Crying At Work: How Do I Save Face?

crying at work FAQ (1).png

QUESTION: After a particularly stressful couple of weeks at work, I burst out crying in a small team meeting. It was a culmination of work, personal things, and not sleeping enough. But now I'm so embarrassed. I don't think people should cry at work and I think it undermines us as women. How do I save face?

ANSWERED BY: Jessica

I'll start with this: Lots of people cry at work -- I've seen it. Those who identify as women, men, or human. We are all humans, and while the majority of our time is spent at work, the most important moments of our lives are spent outside of the workplace. To think that we can shut off a part of our selves by walking through our workplace doors, separating our personal and professional lives, is crazy!

Jennifer Palmieri, former Director of Communications for both the White House during Obama’s term and for Hillary Clinton’s campaign, summed this up really well:

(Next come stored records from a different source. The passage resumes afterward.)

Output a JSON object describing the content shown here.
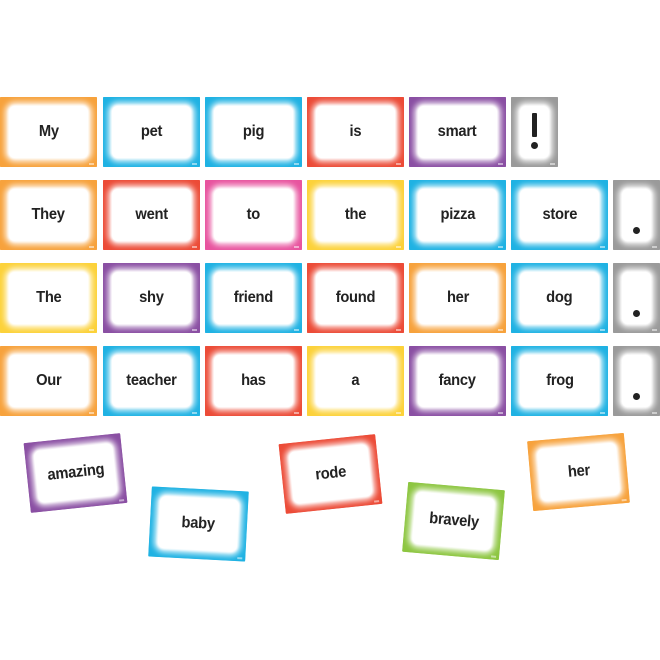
{
  "colors": {
    "orange": "#f7a23c",
    "blue": "#1fb2e3",
    "red": "#ec4b37",
    "purple": "#8a4fa3",
    "gray": "#9a9a9a",
    "pink": "#e8549f",
    "yellow": "#fcd23a",
    "green": "#8dc641"
  },
  "rows": [
    {
      "words": [
        {
          "text": "My",
          "color": "orange"
        },
        {
          "text": "pet",
          "color": "blue"
        },
        {
          "text": "pig",
          "color": "blue"
        },
        {
          "text": "is",
          "color": "red"
        },
        {
          "text": "smart",
          "color": "purple"
        }
      ],
      "punctuation": {
        "symbol": "!",
        "name": "exclamation-mark",
        "color": "gray"
      }
    },
    {
      "words": [
        {
          "text": "They",
          "color": "orange"
        },
        {
          "text": "went",
          "color": "red"
        },
        {
          "text": "to",
          "color": "pink"
        },
        {
          "text": "the",
          "color": "yellow"
        },
        {
          "text": "pizza",
          "color": "blue"
        },
        {
          "text": "store",
          "color": "blue"
        }
      ],
      "punctuation": {
        "symbol": ".",
        "name": "period",
        "color": "gray"
      }
    },
    {
      "words": [
        {
          "text": "The",
          "color": "yellow"
        },
        {
          "text": "shy",
          "color": "purple"
        },
        {
          "text": "friend",
          "color": "blue"
        },
        {
          "text": "found",
          "color": "red"
        },
        {
          "text": "her",
          "color": "orange"
        },
        {
          "text": "dog",
          "color": "blue"
        }
      ],
      "punctuation": {
        "symbol": ".",
        "name": "period",
        "color": "gray"
      }
    },
    {
      "words": [
        {
          "text": "Our",
          "color": "orange"
        },
        {
          "text": "teacher",
          "color": "blue"
        },
        {
          "text": "has",
          "color": "red"
        },
        {
          "text": "a",
          "color": "yellow"
        },
        {
          "text": "fancy",
          "color": "purple"
        },
        {
          "text": "frog",
          "color": "blue"
        }
      ],
      "punctuation": {
        "symbol": ".",
        "name": "period",
        "color": "gray"
      }
    }
  ],
  "loose_cards": [
    {
      "text": "amazing",
      "color": "purple"
    },
    {
      "text": "baby",
      "color": "blue"
    },
    {
      "text": "rode",
      "color": "red"
    },
    {
      "text": "bravely",
      "color": "green"
    },
    {
      "text": "her",
      "color": "orange"
    }
  ]
}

“I think that is what this time is for women now,” she said. “We get to decide what we think is professional in the workplace, what works for us, and what makes an environment a place where we can succeed. Do not mute your passions and do not mute your emotions. If you are moved to cry because you are angry and frustrated or because something is that important to you — do it.”

But, back to your situation.

It seems as though by not taking care of yourself, not supporting yourself personally, you've done something out of character for you professionally.

Use this as a wake-up call for yourself and turn it into a learning lesson, for you and your team. Challenge your peers to start thinking about how everyday life stresses can affect work. At your next team meeting, say something like:

"Hey everyone, I wanted to talk about last week and how I broke down. Between work, family, and a few others things, I've been feeling really stressed lately and not taking care of my mental health in a way that I should be.

That moment last week pushed me to pause and look deeper at some of the stressors in my life, and I've made it a point to slow down, meditate, etc. I wanted to bring it up because I know all of you have things going on outside of work too and it can be so easy to want to push it down and try to bury it under work. But it doesn't mean we're not affected. I want to remind each of you, and myself, of how important is to take care of ourselves, personally and professionally."

Not only does this become a learning lesson for others, but you're also seen as a leader and a human being, and people can relate to you on a more personal level. This acknowledgment of your "break-down" turns judgment into empathy.

The next time things are getting tough, I encourage you to talk to your team or your manager early on and let them know you're going through something, and you may not be 110% over the next few weeks. If you've got a good team, they'll absolutely appreciate the heads up, and they'll be there to support you.

Then take time for yourself. Take care of yourself personally so you can show up the way you want to professionally.

Return to the weekly column.

Jessica Eggert